AB: I really felt that playing football and being gay were not congruent. Boy, how I was wrong. The response was special. Special because where my mind was, and where it ended up, were truly on the opposite ends of the scale. I felt more confident and stronger, and this showed playing sport. I no longer hide away in my shell when I make a mistake. Or when someone has some stern words. I feel on the front foot, rather than on the back foot.
This is why I am so passionate about helping change the landscape for young LGBTQIA+ people. No one should feel this way. Coaches have a huge role to play in building a safe and supportive environment, no matter who the person is.
TL: Why is LGBTQIA+ youth hiding their sexuality in sport such an important issue to be aware of?
AB: Hiding who you are in sport and society has huge ramifications on your mental state. Feeling as though you don’t belong, that something deep in you does not configure to society’s standards, leaves you feeling ashamed of who you are. In that deep mental chasm are fear, self-blame and isolation.
In a recent study, 70% of people felt that transgender or gender diverse people would not be welcome in their club. This attitude affirms young LGBTQIA+ people’s fears, and we must change it to make LGBTQIA+ inclusion a priority. Reduce prevalent ignorance of homophobia and discrimination towards this community. Visibility is power, and sport is visibility.
Through sport, we have the power and platform to represent the LGBTQIA+ community and change those attitudes that are so damning to an already vulnerable community. Inclusive language and registration forms, mixed-gender teams, non-binary uniforms and gender-neutral bathrooms are small changes that make a contribution to creating visibility for LGBTQIA+ athletes. This can create an attitude change.

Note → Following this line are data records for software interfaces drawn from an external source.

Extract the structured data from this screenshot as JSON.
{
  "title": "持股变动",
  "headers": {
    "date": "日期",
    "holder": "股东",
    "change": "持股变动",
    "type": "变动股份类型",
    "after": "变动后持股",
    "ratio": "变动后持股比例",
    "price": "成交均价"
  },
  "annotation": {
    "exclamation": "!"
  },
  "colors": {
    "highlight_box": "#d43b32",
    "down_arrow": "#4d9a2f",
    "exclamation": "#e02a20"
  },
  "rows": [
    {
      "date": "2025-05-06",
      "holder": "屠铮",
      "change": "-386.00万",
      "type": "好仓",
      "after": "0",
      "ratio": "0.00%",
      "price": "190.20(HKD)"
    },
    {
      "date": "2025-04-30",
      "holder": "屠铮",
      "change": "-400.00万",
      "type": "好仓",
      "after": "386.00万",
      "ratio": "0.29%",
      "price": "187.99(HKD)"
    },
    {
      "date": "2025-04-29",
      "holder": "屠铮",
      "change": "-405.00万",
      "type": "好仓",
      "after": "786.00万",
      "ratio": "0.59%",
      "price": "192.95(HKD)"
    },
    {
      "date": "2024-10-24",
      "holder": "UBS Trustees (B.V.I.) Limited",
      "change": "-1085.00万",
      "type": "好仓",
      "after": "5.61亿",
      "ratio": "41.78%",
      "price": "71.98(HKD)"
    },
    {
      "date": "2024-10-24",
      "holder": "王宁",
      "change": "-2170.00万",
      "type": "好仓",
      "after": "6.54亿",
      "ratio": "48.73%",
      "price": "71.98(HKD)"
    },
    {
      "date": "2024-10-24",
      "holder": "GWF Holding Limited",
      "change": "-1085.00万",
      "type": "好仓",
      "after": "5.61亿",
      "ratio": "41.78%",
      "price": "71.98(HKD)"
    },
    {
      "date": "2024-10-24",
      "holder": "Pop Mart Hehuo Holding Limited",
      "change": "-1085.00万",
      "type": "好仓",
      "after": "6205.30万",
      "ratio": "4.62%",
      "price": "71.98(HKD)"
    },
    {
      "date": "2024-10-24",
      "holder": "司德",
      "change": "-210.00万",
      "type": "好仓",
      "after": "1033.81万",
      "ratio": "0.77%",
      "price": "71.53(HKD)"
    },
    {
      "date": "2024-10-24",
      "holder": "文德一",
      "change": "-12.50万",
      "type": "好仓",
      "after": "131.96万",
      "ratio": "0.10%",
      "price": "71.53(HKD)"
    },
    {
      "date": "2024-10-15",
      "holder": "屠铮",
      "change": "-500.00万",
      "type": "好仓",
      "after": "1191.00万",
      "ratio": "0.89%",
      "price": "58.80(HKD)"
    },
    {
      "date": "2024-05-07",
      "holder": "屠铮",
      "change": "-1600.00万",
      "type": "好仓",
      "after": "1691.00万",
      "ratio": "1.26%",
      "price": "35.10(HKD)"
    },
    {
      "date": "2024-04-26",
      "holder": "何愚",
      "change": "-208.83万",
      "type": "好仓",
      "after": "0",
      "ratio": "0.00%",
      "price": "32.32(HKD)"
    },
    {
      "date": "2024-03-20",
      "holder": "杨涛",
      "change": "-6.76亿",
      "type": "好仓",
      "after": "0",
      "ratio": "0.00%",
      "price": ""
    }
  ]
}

We must make these changes.
So, for us, it means so much to have the support of a brand like Nike to help spur on that change needed for athletes, but more so at that grassroots level, which is where the big gap is — with a joint objective to build a future where everyone can win.